(Work request) Would you print the records as they stand, down to the last character?

(Source data)
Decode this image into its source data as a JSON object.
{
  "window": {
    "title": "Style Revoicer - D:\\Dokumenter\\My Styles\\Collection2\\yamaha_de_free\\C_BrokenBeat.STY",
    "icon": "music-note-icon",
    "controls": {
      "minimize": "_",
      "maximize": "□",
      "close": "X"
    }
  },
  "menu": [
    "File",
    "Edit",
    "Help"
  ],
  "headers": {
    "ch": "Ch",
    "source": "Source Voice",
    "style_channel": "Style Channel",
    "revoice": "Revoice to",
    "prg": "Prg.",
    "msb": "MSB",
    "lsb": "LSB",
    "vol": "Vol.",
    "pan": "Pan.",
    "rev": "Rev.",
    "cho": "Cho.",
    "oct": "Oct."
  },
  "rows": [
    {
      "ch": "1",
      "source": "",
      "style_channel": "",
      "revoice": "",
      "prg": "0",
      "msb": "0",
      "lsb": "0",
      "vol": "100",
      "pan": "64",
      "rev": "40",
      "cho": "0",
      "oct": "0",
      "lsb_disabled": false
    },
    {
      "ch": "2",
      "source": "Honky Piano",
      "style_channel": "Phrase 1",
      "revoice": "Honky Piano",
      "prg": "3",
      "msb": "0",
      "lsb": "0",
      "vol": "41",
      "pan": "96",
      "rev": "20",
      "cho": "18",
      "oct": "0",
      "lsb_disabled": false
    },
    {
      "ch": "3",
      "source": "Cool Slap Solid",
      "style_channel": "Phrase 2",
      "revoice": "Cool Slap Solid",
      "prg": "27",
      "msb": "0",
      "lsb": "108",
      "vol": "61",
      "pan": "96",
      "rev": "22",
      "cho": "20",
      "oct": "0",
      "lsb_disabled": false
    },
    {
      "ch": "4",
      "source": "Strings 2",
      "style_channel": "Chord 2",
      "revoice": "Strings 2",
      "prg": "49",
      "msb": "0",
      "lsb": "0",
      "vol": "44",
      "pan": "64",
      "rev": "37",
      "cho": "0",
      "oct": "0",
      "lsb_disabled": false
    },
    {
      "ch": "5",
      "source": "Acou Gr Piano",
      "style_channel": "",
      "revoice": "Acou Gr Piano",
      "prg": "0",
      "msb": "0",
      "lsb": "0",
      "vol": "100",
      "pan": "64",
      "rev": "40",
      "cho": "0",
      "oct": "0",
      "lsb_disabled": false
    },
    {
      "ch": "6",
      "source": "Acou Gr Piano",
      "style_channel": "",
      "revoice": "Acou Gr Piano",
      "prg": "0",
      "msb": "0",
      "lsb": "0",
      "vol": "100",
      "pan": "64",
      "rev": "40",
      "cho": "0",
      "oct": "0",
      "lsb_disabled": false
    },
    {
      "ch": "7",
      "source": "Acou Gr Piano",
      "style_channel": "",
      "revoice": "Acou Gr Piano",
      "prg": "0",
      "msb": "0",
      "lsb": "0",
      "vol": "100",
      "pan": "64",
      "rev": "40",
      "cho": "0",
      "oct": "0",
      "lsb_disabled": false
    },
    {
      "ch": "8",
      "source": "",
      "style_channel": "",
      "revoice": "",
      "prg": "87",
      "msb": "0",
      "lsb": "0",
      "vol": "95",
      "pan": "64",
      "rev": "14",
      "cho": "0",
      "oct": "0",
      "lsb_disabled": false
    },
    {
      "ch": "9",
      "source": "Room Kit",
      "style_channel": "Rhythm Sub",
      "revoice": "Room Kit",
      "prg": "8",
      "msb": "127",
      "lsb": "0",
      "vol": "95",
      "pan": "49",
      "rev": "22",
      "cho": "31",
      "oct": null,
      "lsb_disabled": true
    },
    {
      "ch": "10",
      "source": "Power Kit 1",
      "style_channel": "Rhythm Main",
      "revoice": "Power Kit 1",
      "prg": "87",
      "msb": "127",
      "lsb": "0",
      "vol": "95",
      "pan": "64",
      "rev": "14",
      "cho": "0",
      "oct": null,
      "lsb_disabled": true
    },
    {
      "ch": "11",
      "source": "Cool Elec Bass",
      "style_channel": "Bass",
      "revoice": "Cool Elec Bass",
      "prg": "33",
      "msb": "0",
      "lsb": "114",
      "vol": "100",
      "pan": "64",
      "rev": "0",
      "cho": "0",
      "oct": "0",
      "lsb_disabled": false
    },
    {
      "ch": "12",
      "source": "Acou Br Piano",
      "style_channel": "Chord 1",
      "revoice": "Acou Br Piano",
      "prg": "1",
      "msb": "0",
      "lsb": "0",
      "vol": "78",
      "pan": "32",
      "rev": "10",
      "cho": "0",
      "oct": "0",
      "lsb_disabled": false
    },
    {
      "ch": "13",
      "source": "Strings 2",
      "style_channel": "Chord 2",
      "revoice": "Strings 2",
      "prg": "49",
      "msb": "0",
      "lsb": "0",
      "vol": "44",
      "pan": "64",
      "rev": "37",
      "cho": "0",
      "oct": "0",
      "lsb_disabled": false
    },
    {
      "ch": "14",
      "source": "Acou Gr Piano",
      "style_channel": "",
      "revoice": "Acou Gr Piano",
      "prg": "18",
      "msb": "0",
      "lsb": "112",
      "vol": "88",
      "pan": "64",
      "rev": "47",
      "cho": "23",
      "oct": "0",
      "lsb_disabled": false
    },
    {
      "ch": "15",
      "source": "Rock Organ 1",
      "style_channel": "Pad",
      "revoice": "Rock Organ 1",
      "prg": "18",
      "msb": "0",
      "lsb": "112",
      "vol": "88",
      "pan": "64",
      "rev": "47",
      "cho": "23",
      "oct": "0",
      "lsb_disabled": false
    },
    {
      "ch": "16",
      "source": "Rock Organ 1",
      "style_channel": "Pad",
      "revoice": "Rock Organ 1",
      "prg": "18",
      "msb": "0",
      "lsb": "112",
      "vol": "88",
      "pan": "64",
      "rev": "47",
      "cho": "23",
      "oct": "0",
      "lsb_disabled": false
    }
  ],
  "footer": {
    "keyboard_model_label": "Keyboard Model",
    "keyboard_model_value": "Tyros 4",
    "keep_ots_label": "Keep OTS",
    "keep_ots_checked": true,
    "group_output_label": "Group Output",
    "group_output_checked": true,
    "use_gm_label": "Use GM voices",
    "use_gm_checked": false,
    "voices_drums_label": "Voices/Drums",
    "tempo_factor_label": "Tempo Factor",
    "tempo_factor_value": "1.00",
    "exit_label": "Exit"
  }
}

(Worked solution)
Decode this image into its source data as a JSON object.
{
  "window": {
    "title": "Style Revoicer - D:\\Dokumenter\\My Styles\\Collection2\\yamaha_de_free\\C_BrokenBeat.STY",
    "icon": "music-note-icon",
    "controls": {
      "minimize": "_",
      "maximize": "□",
      "close": "X"
    }
  },
  "menu": [
    "File",
    "Edit",
    "Help"
  ],
  "headers": {
    "ch": "Ch",
    "source": "Source Voice",
    "style_channel": "Style Channel",
    "revoice": "Revoice to",
    "prg": "Prg.",
    "msb": "MSB",
    "lsb": "LSB",
    "vol": "Vol.",
    "pan": "Pan.",
    "rev": "Rev.",
    "cho": "Cho.",
    "oct": "Oct."
  },
  "rows": [
    {
      "ch": "1",
      "source": "",
      "style_channel": "",
      "revoice": "",
      "prg": "0",
      "msb": "0",
      "lsb": "0",
      "vol": "100",
      "pan": "64",
      "rev": "40",
      "cho": "0",
      "oct": "0",
      "lsb_disabled": false
    },
    {
      "ch": "2",
      "source": "Honky Piano",
      "style_channel": "Phrase 1",
      "revoice": "Honky Piano",
      "prg": "3",
      "msb": "0",
      "lsb": "0",
      "vol": "41",
      "pan": "96",
      "rev": "20",
      "cho": "18",
      "oct": "0",
      "lsb_disabled": false
    },
    {
      "ch": "3",
      "source": "Cool Slap Solid",
      "style_channel": "Phrase 2",
      "revoice": "Cool Slap Solid",
      "prg": "27",
      "msb": "0",
      "lsb": "108",
      "vol": "61",
      "pan": "96",
      "rev": "22",
      "cho": "20",
      "oct": "0",
      "lsb_disabled": false
    },
    {
      "ch": "4",
      "source": "Strings 2",
      "style_channel": "Chord 2",
      "revoice": "Strings 2",
      "prg": "49",
      "msb": "0",
      "lsb": "0",
      "vol": "44",
      "pan": "64",
      "rev": "37",
      "cho": "0",
      "oct": "0",
      "lsb_disabled": false
    },
    {
      "ch": "5",
      "source": "Acou Gr Piano",
      "style_channel": "",
      "revoice": "Acou Gr Piano",
      "prg": "0",
      "msb": "0",
      "lsb": "0",
      "vol": "100",
      "pan": "64",
      "rev": "40",
      "cho": "0",
      "oct": "0",
      "lsb_disabled": false
    },
    {
      "ch": "6",
      "source": "Acou Gr Piano",
      "style_channel": "",
      "revoice": "Acou Gr Piano",
      "prg": "0",
      "msb": "0",
      "lsb": "0",
      "vol": "100",
      "pan": "64",
      "rev": "40",
      "cho": "0",
      "oct": "0",
      "lsb_disabled": false
    },
    {
      "ch": "7",
      "source": "Acou Gr Piano",
      "style_channel": "",
      "revoice": "Acou Gr Piano",
      "prg": "0",
      "msb": "0",
      "lsb": "0",
      "vol": "100",
      "pan": "64",
      "rev": "40",
      "cho": "0",
      "oct": "0",
      "lsb_disabled": false
    },
    {
      "ch": "8",
      "source": "",
      "style_channel": "",
      "revoice": "",
      "prg": "87",
      "msb": "0",
      "lsb": "0",
      "vol": "95",
      "pan": "64",
      "rev": "14",
      "cho": "0",
      "oct": "0",
      "lsb_disabled": false
    },
    {
      "ch": "9",
      "source": "Room Kit",
      "style_channel": "Rhythm Sub",
      "revoice": "Room Kit",
      "prg": "8",
      "msb": "127",
      "lsb": "0",
      "vol": "95",
      "pan": "49",
      "rev": "22",
      "cho": "31",
      "oct": null,
      "lsb_disabled": true
    },
    {
      "ch": "10",
      "source": "Power Kit 1",
      "style_channel": "Rhythm Main",
      "revoice": "Power Kit 1",
      "prg": "87",
      "msb": "127",
      "lsb": "0",
      "vol": "95",
      "pan": "64",
      "rev": "14",
      "cho": "0",
      "oct": null,
      "lsb_disabled": true
    },
    {
      "ch": "11",
      "source": "Cool Elec Bass",
      "style_channel": "Bass",
      "revoice": "Cool Elec Bass",
      "prg": "33",
      "msb": "0",
      "lsb": "114",
      "vol": "100",
      "pan": "64",
      "rev": "0",
      "cho": "0",
      "oct": "0",
      "lsb_disabled": false
    },
    {
      "ch": "12",
      "source": "Acou Br Piano",
      "style_channel": "Chord 1",
      "revoice": "Acou Br Piano",
      "prg": "1",
      "msb": "0",
      "lsb": "0",
      "vol": "78",
      "pan": "32",
      "rev": "10",
      "cho": "0",
      "oct": "0",
      "lsb_disabled": false
    },
    {
      "ch": "13",
      "source": "Strings 2",
      "style_channel": "Chord 2",
      "revoice": "Strings 2",
      "prg": "49",
      "msb": "0",
      "lsb": "0",
      "vol": "44",
      "pan": "64",
      "rev": "37",
      "cho": "0",
      "oct": "0",
      "lsb_disabled": false
    },
    {
      "ch": "14",
      "source": "Acou Gr Piano",
      "style_channel": "",
      "revoice": "Acou Gr Piano",
      "prg": "18",
      "msb": "0",
      "lsb": "112",
      "vol": "88",
      "pan": "64",
      "rev": "47",
      "cho": "23",
      "oct": "0",
      "lsb_disabled": false
    },
    {
      "ch": "15",
      "source": "Rock Organ 1",
      "style_channel": "Pad",
      "revoice": "Rock Organ 1",
      "prg": "18",
      "msb": "0",
      "lsb": "112",
      "vol": "88",
      "pan": "64",
      "rev": "47",
      "cho": "23",
      "oct": "0",
      "lsb_disabled": false
    },
    {
      "ch": "16",
      "source": "Rock Organ 1",
      "style_channel": "Pad",
      "revoice": "Rock Organ 1",
      "prg": "18",
      "msb": "0",
      "lsb": "112",
      "vol": "88",
      "pan": "64",
      "rev": "47",
      "cho": "23",
      "oct": "0",
      "lsb_disabled": false
    }
  ],
  "footer": {
    "keyboard_model_label": "Keyboard Model",
    "keyboard_model_value": "Tyros 4",
    "keep_ots_label": "Keep OTS",
    "keep_ots_checked": true,
    "group_output_label": "Group Output",
    "group_output_checked": true,
    "use_gm_label": "Use GM voices",
    "use_gm_checked": false,
    "voices_drums_label": "Voices/Drums",
    "tempo_factor_label": "Tempo Factor",
    "tempo_factor_value": "1.00",
    "exit_label": "Exit"
  }
}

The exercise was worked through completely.